# Material for this task
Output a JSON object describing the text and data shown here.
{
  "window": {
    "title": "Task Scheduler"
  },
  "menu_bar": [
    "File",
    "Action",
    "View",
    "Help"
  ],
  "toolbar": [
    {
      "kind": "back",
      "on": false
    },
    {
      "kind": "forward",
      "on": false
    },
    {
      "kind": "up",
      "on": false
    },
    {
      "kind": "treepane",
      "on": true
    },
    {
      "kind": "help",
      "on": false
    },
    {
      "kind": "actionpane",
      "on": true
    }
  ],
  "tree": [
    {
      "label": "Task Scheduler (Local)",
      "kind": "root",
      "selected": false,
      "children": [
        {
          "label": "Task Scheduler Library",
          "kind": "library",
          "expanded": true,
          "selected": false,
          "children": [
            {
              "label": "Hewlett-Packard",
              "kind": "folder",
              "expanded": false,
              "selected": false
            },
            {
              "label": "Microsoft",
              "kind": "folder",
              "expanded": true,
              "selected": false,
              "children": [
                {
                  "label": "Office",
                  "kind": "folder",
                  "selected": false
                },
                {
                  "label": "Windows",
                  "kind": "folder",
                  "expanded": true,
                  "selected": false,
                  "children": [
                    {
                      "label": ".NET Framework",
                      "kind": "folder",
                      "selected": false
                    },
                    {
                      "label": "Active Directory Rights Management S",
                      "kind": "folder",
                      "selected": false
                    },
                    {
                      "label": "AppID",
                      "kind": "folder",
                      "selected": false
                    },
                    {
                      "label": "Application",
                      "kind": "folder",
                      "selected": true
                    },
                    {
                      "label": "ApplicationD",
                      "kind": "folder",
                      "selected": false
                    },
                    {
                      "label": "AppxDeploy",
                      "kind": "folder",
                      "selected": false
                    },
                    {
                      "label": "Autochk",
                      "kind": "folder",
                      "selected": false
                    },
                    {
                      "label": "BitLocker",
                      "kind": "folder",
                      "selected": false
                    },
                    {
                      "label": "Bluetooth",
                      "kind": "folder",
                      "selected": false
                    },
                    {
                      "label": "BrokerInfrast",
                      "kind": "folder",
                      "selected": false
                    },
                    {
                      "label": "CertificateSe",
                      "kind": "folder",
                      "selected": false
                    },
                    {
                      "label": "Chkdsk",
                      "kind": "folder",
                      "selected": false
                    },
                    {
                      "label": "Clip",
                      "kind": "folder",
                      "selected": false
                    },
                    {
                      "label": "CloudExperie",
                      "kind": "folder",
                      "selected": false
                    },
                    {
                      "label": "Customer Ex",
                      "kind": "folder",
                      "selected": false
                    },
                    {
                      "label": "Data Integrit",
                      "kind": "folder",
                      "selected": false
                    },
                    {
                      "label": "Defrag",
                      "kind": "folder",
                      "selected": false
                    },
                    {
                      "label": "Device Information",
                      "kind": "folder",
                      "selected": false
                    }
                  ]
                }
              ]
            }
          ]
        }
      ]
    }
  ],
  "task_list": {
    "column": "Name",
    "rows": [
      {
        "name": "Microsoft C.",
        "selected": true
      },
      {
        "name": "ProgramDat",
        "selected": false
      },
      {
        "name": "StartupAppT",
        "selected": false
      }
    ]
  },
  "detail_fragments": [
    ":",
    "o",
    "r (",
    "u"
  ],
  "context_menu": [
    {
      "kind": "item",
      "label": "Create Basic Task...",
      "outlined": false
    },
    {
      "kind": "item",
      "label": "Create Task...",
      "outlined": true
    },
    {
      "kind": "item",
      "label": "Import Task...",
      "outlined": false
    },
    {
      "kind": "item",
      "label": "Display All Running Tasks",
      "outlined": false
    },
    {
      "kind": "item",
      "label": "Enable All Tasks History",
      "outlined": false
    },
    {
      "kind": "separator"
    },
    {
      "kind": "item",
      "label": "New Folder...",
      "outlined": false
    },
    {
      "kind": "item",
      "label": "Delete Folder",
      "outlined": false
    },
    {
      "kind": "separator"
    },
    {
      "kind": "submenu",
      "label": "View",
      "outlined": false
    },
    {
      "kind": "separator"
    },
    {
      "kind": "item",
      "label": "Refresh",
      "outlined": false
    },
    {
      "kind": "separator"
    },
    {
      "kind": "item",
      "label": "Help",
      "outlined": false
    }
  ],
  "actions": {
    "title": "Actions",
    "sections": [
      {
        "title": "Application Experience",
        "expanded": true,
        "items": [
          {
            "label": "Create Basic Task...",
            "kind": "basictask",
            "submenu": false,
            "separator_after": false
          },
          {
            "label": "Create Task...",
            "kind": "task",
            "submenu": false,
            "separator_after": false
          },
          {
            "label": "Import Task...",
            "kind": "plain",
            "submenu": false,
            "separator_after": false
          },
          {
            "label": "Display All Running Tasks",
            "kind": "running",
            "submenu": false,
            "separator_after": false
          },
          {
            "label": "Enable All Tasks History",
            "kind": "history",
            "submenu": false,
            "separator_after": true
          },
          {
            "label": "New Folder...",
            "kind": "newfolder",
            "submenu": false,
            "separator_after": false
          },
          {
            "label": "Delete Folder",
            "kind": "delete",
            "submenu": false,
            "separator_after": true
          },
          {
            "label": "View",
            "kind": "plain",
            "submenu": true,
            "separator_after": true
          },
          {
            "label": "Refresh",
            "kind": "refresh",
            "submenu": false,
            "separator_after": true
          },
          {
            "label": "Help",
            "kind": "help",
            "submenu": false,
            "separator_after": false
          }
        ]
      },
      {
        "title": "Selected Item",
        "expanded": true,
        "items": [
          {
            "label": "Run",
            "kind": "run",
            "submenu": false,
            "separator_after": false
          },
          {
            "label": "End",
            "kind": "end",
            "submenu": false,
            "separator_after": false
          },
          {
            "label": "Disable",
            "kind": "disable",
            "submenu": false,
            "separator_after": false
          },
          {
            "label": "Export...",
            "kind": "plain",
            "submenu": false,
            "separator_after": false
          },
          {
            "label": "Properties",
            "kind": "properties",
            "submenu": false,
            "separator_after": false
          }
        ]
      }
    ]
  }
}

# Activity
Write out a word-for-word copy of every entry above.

# Result
Output a JSON object describing the text and data shown here.
{
  "window": {
    "title": "Task Scheduler"
  },
  "menu_bar": [
    "File",
    "Action",
    "View",
    "Help"
  ],
  "toolbar": [
    {
      "kind": "back",
      "on": false
    },
    {
      "kind": "forward",
      "on": false
    },
    {
      "kind": "up",
      "on": false
    },
    {
      "kind": "treepane",
      "on": true
    },
    {
      "kind": "help",
      "on": false
    },
    {
      "kind": "actionpane",
      "on": true
    }
  ],
  "tree": [
    {
      "label": "Task Scheduler (Local)",
      "kind": "root",
      "selected": false,
      "children": [
        {
          "label": "Task Scheduler Library",
          "kind": "library",
          "expanded": true,
          "selected": false,
          "children": [
            {
              "label": "Hewlett-Packard",
              "kind": "folder",
              "expanded": false,
              "selected": false
            },
            {
              "label": "Microsoft",
              "kind": "folder",
              "expanded": true,
              "selected": false,
              "children": [
                {
                  "label": "Office",
                  "kind": "folder",
                  "selected": false
                },
                {
                  "label": "Windows",
                  "kind": "folder",
                  "expanded": true,
                  "selected": false,
                  "children": [
                    {
                      "label": ".NET Framework",
                      "kind": "folder",
                      "selected": false
                    },
                    {
                      "label": "Active Directory Rights Management S",
                      "kind": "folder",
                      "selected": false
                    },
                    {
                      "label": "AppID",
                      "kind": "folder",
                      "selected": false
                    },
                    {
                      "label": "Application",
                      "kind": "folder",
                      "selected": true
                    },
                    {
                      "label": "ApplicationD",
                      "kind": "folder",
                      "selected": false
                    },
                    {
                      "label": "AppxDeploy",
                      "kind": "folder",
                      "selected": false
                    },
                    {
                      "label": "Autochk",
                      "kind": "folder",
                      "selected": false
                    },
                    {
                      "label": "BitLocker",
                      "kind": "folder",
                      "selected": false
                    },
                    {
                      "label": "Bluetooth",
                      "kind": "folder",
                      "selected": false
                    },
                    {
                      "label": "BrokerInfrast",
                      "kind": "folder",
                      "selected": false
                    },
                    {
                      "label": "CertificateSe",
                      "kind": "folder",
                      "selected": false
                    },
                    {
                      "label": "Chkdsk",
                      "kind": "folder",
                      "selected": false
                    },
                    {
                      "label": "Clip",
                      "kind": "folder",
                      "selected": false
                    },
                    {
                      "label": "CloudExperie",
                      "kind": "folder",
                      "selected": false
                    },
                    {
                      "label": "Customer Ex",
                      "kind": "folder",
                      "selected": false
                    },
                    {
                      "label": "Data Integrit",
                      "kind": "folder",
                      "selected": false
                    },
                    {
                      "label": "Defrag",
                      "kind": "folder",
                      "selected": false
                    },
                    {
                      "label": "Device Information",
                      "kind": "folder",
                      "selected": false
                    }
                  ]
                }
              ]
            }
          ]
        }
      ]
    }
  ],
  "task_list": {
    "column": "Name",
    "rows": [
      {
        "name": "Microsoft C.",
        "selected": true
      },
      {
        "name": "ProgramDat",
        "selected": false
      },
      {
        "name": "StartupAppT",
        "selected": false
      }
    ]
  },
  "detail_fragments": [
    ":",
    "o",
    "r (",
    "u"
  ],
  "context_menu": [
    {
      "kind": "item",
      "label": "Create Basic Task...",
      "outlined": false
    },
    {
      "kind": "item",
      "label": "Create Task...",
      "outlined": true
    },
    {
      "kind": "item",
      "label": "Import Task...",
      "outlined": false
    },
    {
      "kind": "item",
      "label": "Display All Running Tasks",
      "outlined": false
    },
    {
      "kind": "item",
      "label": "Enable All Tasks History",
      "outlined": false
    },
    {
      "kind": "separator"
    },
    {
      "kind": "item",
      "label": "New Folder...",
      "outlined": false
    },
    {
      "kind": "item",
      "label": "Delete Folder",
      "outlined": false
    },
    {
      "kind": "separator"
    },
    {
      "kind": "submenu",
      "label": "View",
      "outlined": false
    },
    {
      "kind": "separator"
    },
    {
      "kind": "item",
      "label": "Refresh",
      "outlined": false
    },
    {
      "kind": "separator"
    },
    {
      "kind": "item",
      "label": "Help",
      "outlined": false
    }
  ],
  "actions": {
    "title": "Actions",
    "sections": [
      {
        "title": "Application Experience",
        "expanded": true,
        "items": [
          {
            "label": "Create Basic Task...",
            "kind": "basictask",
            "submenu": false,
            "separator_after": false
          },
          {
            "label": "Create Task...",
            "kind": "task",
            "submenu": false,
            "separator_after": false
          },
          {
            "label": "Import Task...",
            "kind": "plain",
            "submenu": false,
            "separator_after": false
          },
          {
            "label": "Display All Running Tasks",
            "kind": "running",
            "submenu": false,
            "separator_after": false
          },
          {
            "label": "Enable All Tasks History",
            "kind": "history",
            "submenu": false,
            "separator_after": true
          },
          {
            "label": "New Folder...",
            "kind": "newfolder",
            "submenu": false,
            "separator_after": false
          },
          {
            "label": "Delete Folder",
            "kind": "delete",
            "submenu": false,
            "separator_after": true
          },
          {
            "label": "View",
            "kind": "plain",
            "submenu": true,
            "separator_after": true
          },
          {
            "label": "Refresh",
            "kind": "refresh",
            "submenu": false,
            "separator_after": true
          },
          {
            "label": "Help",
            "kind": "help",
            "submenu": false,
            "separator_after": false
          }
        ]
      },
      {
        "title": "Selected Item",
        "expanded": true,
        "items": [
          {
            "label": "Run",
            "kind": "run",
            "submenu": false,
            "separator_after": false
          },
          {
            "label": "End",
            "kind": "end",
            "submenu": false,
            "separator_after": false
          },
          {
            "label": "Disable",
            "kind": "disable",
            "submenu": false,
            "separator_after": false
          },
          {
            "label": "Export...",
            "kind": "plain",
            "submenu": false,
            "separator_after": false
          },
          {
            "label": "Properties",
            "kind": "properties",
            "submenu": false,
            "separator_after": false
          }
        ]
      }
    ]
  }
}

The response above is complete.